Tumblelog by Soup.io
  • metamurks
  • sol
  • napo
  • xterceptor
  • alviond
  • rosinenpicker
  • urfin
  • yum
  • krekk
  • naikon
  • 02mydafsoup-01
  • sauresuppe
  • wolfhesse
  • sgu
  • flopsbox
  • haftgrund
  • eat-slow
  • ctype
  • ginseng
  • likeatank
Newer posts are loading.
You are at the newest post.
Click here to check if anything new just came in.

December 05 2017

Reposted fromshitty shitty viaDeva Deva
5070 3f94 500
Reposted frompapaj papaj viaswoop swoop
3297 b404
4855 40a3
Reposted fromhighlmittel highlmittel viakellerabteil kellerabteil
4856 a9d1 500
Reposted fromhighlmittel highlmittel viakellerabteil kellerabteil
Reposted fromgruetze gruetze
5518 2016 500
Reposted fromteijakool teijakool viapdr320 pdr320
2618 1239
Reposted fromzciach zciach viau-dit u-dit

November 29 2017

die lange nacht zum 75. geburtstag von jimi hendrix . get it while you can

Laissez–faire Childcare (1978)

In 1978, Scarfolk Health Council launched a campaign which exploited people's fear of children (especially those with uncontrolled supernatural powers), to normalise the idea of letting kids do whatever they want without censure.

It was no accident that the infants in the campaign's various posters were depicted smoking, drinking and licking chocolate-covered asbestos.

A 1979 magazine interview revealed that the campaign had been privately funded by Mrs Bottomlip, a pensioner who worked in the local cancer charity shop on Scarfolk High Street. Her reasons were largely personal. Apart from the fact that she enjoyed her part-time job and "wouldn't ever want it to end because one meets such lovely people and it gets me out of the house", her son worked for a cancer research institute. Mrs Bottomlip was concerned that he, along with a whole generation of scientists and support staff, could find themselves out of work unless the number of people developing cancer was maintained, or preferably raised.

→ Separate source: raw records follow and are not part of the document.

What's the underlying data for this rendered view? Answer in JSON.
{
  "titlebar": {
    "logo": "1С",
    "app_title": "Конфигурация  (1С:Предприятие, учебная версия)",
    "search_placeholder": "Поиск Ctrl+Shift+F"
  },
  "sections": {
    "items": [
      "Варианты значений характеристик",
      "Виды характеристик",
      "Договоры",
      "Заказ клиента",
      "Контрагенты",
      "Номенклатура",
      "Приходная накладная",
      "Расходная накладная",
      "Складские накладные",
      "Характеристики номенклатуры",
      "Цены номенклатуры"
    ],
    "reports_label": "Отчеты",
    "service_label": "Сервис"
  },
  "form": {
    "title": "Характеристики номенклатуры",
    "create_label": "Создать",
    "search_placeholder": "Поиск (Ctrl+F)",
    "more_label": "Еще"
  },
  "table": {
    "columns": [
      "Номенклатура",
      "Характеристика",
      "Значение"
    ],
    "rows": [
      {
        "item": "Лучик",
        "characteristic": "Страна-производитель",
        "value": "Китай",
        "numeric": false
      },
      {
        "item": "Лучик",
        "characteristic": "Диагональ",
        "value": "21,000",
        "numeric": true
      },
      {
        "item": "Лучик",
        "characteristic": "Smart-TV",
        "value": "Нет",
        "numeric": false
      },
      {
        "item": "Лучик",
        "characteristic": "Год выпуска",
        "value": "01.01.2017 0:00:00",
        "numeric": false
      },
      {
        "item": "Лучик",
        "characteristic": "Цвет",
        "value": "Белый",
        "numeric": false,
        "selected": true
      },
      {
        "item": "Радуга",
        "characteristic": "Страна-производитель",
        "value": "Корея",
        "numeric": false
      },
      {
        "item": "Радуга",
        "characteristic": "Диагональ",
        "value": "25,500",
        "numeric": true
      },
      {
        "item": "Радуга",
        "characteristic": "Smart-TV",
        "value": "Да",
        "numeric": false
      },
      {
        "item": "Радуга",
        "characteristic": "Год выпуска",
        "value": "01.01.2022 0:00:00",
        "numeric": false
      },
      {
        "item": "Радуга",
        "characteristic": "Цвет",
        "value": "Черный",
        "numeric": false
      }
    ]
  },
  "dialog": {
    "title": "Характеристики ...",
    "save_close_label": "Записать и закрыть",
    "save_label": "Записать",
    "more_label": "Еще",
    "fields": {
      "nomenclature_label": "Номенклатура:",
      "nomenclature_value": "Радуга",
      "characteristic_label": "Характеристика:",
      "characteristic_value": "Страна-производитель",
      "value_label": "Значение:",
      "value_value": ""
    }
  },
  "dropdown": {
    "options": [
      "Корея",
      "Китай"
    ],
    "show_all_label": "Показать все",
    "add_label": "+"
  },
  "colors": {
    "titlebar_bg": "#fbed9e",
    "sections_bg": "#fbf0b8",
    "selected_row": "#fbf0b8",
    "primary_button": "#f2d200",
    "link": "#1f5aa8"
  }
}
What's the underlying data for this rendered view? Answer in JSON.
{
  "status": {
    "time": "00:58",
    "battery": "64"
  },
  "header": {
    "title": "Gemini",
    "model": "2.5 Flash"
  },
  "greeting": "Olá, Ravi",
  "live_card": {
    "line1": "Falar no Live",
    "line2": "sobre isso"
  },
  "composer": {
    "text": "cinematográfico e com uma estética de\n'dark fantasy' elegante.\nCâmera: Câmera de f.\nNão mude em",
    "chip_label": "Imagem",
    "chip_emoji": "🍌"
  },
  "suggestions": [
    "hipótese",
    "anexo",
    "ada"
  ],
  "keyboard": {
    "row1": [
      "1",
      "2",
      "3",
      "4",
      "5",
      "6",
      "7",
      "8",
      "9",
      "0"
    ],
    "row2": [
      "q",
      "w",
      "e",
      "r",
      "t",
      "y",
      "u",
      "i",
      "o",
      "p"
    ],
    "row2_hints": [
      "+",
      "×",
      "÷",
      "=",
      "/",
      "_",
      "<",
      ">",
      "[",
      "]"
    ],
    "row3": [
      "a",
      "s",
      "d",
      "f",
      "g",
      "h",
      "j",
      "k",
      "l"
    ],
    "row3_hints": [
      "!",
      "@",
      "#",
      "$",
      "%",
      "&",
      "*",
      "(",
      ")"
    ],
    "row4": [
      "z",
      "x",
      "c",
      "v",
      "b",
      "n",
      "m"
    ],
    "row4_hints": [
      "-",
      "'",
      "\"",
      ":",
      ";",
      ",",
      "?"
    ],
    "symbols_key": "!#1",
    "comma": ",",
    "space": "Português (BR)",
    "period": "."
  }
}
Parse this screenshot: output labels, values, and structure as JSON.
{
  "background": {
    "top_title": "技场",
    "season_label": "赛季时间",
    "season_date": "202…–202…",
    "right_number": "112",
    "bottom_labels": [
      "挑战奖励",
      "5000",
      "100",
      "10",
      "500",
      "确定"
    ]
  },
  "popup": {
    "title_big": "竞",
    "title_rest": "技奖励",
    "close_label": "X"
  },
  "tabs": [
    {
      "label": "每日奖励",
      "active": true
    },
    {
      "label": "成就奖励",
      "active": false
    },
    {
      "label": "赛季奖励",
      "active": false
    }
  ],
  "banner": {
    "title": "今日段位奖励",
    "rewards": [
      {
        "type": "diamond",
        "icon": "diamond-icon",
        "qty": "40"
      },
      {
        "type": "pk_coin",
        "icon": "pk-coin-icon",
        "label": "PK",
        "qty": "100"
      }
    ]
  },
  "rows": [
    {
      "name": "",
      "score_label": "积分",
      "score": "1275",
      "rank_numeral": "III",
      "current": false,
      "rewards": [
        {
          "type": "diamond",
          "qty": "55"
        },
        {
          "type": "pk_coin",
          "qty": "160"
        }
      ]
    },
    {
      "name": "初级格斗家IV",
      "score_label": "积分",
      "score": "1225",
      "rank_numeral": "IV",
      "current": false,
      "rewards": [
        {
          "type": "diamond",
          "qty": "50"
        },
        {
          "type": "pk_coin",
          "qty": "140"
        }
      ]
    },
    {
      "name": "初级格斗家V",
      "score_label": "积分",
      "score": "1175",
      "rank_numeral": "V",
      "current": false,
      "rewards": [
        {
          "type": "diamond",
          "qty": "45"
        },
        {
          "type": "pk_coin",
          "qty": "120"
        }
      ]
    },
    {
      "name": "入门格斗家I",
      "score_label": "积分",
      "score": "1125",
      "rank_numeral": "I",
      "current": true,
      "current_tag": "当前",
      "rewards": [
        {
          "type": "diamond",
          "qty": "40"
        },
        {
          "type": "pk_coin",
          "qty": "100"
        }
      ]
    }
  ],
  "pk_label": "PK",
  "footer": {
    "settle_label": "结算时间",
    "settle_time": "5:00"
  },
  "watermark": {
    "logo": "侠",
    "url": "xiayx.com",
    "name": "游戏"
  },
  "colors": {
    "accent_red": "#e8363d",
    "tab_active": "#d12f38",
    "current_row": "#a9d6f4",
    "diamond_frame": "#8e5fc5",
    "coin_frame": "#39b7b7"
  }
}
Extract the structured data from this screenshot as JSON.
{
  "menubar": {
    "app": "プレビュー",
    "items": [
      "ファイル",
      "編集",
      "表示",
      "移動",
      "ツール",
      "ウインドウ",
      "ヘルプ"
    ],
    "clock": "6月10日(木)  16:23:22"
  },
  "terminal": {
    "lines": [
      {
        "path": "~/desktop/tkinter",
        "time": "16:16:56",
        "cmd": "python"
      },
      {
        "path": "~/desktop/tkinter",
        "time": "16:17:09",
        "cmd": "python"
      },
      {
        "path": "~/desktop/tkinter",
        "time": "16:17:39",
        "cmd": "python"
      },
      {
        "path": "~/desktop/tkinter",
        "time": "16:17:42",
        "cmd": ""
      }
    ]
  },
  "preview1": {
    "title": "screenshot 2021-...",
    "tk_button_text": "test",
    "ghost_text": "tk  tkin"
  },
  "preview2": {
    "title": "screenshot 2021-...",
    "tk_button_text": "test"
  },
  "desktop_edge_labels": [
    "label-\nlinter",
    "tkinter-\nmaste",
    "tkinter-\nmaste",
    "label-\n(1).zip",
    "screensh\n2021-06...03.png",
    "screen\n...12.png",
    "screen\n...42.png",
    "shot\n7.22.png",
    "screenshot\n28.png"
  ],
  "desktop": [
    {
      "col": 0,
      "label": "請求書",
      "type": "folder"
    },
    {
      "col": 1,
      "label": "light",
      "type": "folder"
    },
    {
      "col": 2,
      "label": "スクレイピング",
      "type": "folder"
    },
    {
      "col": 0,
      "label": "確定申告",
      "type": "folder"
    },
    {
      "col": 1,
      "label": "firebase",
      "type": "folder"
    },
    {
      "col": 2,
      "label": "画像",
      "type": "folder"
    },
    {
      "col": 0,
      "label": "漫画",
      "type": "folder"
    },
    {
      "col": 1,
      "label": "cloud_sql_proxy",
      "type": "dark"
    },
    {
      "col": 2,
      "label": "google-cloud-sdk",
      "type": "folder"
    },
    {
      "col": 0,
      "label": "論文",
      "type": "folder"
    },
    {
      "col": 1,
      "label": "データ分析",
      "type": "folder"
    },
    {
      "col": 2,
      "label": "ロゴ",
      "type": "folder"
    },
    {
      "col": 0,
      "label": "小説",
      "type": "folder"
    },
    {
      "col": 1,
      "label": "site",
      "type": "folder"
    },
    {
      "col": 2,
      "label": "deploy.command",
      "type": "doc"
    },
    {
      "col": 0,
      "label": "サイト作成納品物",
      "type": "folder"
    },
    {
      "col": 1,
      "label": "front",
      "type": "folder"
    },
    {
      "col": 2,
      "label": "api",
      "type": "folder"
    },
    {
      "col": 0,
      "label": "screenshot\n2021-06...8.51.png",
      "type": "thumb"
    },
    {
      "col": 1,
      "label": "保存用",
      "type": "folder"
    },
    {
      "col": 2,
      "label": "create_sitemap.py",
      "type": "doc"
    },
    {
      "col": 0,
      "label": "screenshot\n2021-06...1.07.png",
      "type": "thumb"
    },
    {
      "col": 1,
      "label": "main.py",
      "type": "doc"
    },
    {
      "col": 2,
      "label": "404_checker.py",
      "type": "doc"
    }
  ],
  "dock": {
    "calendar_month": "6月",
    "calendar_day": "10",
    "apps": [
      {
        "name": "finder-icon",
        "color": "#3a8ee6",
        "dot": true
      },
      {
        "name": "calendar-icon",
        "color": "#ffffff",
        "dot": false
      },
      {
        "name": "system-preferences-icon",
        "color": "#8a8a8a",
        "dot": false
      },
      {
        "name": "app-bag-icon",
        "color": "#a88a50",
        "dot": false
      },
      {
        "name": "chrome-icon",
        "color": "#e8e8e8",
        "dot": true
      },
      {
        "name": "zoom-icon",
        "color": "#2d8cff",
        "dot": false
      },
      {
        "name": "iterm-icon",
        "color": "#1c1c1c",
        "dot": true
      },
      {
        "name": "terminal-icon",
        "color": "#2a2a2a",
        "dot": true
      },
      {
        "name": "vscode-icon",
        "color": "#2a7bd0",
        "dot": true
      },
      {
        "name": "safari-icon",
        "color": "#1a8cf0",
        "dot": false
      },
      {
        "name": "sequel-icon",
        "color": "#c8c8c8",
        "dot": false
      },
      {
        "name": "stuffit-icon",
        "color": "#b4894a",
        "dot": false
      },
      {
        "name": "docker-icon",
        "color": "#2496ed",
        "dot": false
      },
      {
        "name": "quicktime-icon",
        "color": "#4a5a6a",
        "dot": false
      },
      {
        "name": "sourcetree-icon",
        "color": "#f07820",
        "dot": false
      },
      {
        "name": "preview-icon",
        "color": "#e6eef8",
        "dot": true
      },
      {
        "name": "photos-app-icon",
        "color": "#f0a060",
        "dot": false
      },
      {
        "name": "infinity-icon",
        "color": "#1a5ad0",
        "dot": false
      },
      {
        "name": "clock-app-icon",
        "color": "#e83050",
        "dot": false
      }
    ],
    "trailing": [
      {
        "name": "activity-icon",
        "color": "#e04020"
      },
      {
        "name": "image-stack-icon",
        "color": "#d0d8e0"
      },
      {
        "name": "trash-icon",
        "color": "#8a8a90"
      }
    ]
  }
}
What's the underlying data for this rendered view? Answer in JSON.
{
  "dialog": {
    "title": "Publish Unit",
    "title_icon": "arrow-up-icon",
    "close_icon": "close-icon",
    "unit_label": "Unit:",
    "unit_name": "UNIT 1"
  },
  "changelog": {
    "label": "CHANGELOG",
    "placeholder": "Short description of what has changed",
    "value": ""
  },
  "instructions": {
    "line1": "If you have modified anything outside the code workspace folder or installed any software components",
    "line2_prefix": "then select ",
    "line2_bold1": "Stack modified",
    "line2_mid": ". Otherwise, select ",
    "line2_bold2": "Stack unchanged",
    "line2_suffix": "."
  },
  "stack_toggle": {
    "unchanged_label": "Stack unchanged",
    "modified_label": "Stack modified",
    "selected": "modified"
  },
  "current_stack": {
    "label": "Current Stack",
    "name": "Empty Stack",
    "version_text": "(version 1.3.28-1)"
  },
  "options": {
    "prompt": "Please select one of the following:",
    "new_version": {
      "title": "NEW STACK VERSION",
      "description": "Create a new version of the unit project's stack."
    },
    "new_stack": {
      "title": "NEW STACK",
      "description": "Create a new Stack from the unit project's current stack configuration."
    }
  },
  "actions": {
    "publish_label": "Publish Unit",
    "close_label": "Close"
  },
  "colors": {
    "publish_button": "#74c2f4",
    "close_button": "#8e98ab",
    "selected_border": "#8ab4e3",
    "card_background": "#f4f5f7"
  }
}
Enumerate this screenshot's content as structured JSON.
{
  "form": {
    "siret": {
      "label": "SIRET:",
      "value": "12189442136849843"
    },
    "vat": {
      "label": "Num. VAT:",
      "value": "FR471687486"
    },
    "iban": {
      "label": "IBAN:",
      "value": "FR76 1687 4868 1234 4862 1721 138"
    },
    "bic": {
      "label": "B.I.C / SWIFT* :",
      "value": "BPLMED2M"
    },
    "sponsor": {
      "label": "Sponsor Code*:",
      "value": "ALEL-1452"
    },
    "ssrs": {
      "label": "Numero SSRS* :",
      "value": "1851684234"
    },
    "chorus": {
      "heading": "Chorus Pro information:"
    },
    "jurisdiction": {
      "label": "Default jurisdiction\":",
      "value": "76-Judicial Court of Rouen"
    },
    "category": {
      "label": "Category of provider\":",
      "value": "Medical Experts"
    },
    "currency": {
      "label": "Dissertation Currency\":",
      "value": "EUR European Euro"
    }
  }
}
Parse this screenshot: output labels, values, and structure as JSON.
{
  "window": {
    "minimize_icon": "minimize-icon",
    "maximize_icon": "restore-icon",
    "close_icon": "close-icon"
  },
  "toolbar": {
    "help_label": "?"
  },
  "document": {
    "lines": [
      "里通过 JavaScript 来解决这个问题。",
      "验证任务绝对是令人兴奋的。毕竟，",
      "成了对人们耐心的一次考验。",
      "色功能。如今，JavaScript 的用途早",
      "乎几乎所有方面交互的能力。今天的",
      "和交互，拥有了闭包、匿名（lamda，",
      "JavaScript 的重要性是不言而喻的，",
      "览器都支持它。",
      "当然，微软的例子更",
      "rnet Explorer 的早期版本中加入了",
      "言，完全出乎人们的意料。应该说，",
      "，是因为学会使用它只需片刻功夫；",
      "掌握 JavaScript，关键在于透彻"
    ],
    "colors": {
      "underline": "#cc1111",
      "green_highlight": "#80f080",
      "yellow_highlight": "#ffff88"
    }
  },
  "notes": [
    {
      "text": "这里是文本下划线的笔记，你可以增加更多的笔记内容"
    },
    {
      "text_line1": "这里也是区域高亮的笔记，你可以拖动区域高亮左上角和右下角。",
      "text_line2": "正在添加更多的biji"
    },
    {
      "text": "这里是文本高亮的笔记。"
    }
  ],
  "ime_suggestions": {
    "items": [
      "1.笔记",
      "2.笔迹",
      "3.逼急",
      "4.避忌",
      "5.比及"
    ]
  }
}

For her support of cancer research, the institute presented her with an award, which, unbeknownst to science at the time, was made from highly carcinogenic materials.

Reposted fromdarksideofthemoon darksideofthemoon
Reposted fromgruetze gruetze viagrete-die-rakete grete-die-rakete
Reposted fromFlau Flau viagrete-die-rakete grete-die-rakete

November 27 2017

Reposted fromlubisztosuko lubisztosuko via8agienny 8agienny
3162 e173
Reposted fromPoranny Poranny viadivi divi
8482 26e5



evidence that ancient paleolithic venus statues were made by women who were examining their own bodies and sculpting them from their own point of view, not, as previously assumed, exaggerated features from an outside perspective

source: toward decolonizing gender: female vision in the upper paleolithic, catherine hodge mccoid and leroy mcdermott, 1996

Weird how everything makes more sense if you stop assuming men did everything ever

3784 b782 500



understanding art, lesson one

this will never not be funny

9842 1add 500
Reposted fromKrebs Krebs viayetzt yetzt
Older posts are this way If this message doesn't go away, click anywhere on the page to continue loading posts.
Could not load more posts
Maybe Soup is currently being updated? I'll try again automatically in a few seconds...
Just a second, loading more posts...
You've reached the end.

Don't be the product, buy the product!